The 19-year-old Crowder's recent cases, which involve drug charges, battery, trespassing, court order violations, and the assault on an officer, follow on a recorded history of arrests. On January 31, according to public records, BART police arrested Crowder on suspicion of robbery in downtown Oakland. He was previously arrested for robbery by BART police in July of last year, and his record dates back to February 2019, with arrests for vandalism, prowling, and resisting arrest.
And Crowder is one of multiple repeat suspects that local law enforcement have been trying to call attention to during the pandemic, despite crime generally being down around the Bay Area.
In April we heard about 34-year-old Kristopher Sylvester of Fremont, who was arrested twice by different police jurisdictions within a matter of days for multiple commercial burglaries, stealing a Ford Mustang from Hertz, leading police on a chase, and possessing a loaded firearm. And there was the case of Rocky Music, 32, who was re-arrested 30 minutes after his release from Santa Rita Jail last month for a carjacking allegedly committed during his walk from the jail to the Dublin BART station.

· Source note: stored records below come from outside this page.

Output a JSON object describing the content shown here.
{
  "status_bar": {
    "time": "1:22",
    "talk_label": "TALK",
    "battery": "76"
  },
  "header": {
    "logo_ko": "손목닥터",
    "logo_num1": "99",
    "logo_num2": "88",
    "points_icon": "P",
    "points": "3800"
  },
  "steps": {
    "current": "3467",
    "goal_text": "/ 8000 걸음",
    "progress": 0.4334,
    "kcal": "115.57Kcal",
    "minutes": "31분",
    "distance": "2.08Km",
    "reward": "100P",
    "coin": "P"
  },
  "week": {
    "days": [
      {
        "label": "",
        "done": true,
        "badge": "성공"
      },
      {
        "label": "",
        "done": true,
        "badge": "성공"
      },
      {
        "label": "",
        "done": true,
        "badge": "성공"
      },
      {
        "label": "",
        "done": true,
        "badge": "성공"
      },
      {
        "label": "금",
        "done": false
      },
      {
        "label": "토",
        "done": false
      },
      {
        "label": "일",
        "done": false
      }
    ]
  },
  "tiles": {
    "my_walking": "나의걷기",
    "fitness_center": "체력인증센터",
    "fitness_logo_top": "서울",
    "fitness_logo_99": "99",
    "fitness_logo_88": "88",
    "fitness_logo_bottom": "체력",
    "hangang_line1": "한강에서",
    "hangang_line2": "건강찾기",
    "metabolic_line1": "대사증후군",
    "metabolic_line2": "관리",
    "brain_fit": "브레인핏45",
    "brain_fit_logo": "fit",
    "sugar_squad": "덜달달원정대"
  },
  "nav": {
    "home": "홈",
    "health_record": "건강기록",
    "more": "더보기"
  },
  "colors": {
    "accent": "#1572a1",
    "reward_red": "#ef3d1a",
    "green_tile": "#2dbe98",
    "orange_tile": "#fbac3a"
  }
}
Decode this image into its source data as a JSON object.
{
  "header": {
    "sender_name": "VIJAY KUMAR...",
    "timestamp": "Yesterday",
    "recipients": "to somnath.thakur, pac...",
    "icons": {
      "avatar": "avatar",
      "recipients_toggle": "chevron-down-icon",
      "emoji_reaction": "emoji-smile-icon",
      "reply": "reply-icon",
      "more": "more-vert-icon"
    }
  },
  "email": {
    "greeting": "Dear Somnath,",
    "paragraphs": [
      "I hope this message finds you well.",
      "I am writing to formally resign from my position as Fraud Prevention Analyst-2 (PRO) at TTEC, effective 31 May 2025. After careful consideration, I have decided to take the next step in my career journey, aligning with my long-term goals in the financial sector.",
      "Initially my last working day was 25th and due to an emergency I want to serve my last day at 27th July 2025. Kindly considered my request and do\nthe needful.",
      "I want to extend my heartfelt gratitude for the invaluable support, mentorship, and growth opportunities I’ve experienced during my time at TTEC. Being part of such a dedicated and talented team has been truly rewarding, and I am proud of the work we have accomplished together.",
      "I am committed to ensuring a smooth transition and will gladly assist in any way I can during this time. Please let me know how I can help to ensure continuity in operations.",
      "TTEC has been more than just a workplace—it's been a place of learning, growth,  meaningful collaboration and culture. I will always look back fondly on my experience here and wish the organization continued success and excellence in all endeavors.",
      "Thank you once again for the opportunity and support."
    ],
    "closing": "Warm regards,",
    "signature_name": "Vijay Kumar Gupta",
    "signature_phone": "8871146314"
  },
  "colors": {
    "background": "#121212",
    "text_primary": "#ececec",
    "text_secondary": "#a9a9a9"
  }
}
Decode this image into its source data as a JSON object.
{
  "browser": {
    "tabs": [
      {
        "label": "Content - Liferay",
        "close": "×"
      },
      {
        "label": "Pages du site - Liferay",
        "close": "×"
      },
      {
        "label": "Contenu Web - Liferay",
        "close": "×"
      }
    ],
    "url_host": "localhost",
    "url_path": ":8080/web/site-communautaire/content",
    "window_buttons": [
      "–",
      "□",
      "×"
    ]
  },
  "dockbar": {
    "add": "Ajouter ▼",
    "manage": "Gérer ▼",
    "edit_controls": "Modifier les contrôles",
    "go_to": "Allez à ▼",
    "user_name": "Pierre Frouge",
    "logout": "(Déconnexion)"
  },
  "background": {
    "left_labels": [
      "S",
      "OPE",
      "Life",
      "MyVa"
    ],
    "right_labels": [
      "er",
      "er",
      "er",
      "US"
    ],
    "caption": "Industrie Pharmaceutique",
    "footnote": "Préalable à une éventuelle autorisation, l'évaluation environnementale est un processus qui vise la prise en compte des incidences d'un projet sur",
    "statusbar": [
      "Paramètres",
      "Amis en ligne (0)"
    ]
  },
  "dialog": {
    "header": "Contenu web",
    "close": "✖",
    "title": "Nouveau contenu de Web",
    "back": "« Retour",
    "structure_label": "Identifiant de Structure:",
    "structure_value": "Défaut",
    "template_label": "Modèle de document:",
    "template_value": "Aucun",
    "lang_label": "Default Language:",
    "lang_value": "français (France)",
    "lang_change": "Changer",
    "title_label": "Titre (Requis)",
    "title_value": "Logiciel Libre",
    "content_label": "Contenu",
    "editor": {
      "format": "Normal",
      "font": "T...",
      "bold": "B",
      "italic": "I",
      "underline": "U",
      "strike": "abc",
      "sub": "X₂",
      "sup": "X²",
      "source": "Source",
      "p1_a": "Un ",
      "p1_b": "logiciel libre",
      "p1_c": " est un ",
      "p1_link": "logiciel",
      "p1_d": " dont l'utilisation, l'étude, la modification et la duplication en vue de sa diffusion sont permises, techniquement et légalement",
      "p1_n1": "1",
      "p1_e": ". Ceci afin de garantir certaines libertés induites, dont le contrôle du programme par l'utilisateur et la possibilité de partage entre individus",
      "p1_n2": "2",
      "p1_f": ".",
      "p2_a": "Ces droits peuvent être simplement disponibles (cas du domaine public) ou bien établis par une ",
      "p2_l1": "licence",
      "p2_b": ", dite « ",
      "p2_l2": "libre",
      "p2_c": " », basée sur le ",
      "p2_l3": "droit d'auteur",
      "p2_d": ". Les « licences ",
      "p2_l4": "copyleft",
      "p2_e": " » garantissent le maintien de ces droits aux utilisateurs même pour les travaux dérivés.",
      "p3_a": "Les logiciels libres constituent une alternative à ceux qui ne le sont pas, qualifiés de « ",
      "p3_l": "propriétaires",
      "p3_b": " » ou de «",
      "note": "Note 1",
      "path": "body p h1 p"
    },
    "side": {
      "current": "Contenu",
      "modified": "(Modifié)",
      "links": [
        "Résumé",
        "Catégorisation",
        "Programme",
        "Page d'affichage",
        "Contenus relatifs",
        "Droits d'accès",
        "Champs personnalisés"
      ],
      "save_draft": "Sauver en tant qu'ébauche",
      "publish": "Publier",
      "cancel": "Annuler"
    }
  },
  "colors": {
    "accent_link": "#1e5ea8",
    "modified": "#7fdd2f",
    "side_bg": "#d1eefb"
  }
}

Alameda County Sgt. Ray Kelly says these were just two examples of 5o re-arrests that have occurred in the county in the last two months.
Publicizing these cases has resulted in attention from federal prosecutors, and as the Mercury News reports, both Sylvester and Music now face federal charges that come with different guidelines for pre-trial jail stays.
Sylvester now faces a federal illegal gun possession charge, for which he could face up to 10 years behind bars, and Music has been charged with federal carjacking, for which he faces up to 15 years. Both men will face detention hearings that will determine if they stay in jail before their trials, with Sylvester's scheduled for Thursday, May 28.
Defense attorneys and other advocates argue that the only way to prevent widespread outbreaks of COVID-19 in prisons is to limit the jail population and create more mandatory distancing inside of them. And local attorney Jeffrey Bornstein, who is representing some Santa Rita inmates in a lawsuit about the treatment of the mentally ill in the jail, tells the Mercury News that Sheriff Ahern's attitude toward the zero-bail initiative, and the publicizing of these re-arrests, is "disheartening and counterproductive."
Santa Rita Jail has had over 50 inmates test positive for COVID-19, along with three staff members, most of whom have since recovered. As Berkeleyside reported two weeks ago, inmates in the jail believed the number was higher than was publicized. Now all inmates are being tested for the virus within 48 hours of their arrival at the jail.
As Kelly tells the Mercury News, "Time will tell but I think there are unrealized consequences to the zero-bail protocol. What we are seeing now in terms of crime trends is concerning. You can steal a car every day and just do the revolving door at the jail. We’re working on ways to mitigate that now, but it has been very frustrating."
Photo of Santa Rita Jail via the Alameda County Sheriff's Office on Facebook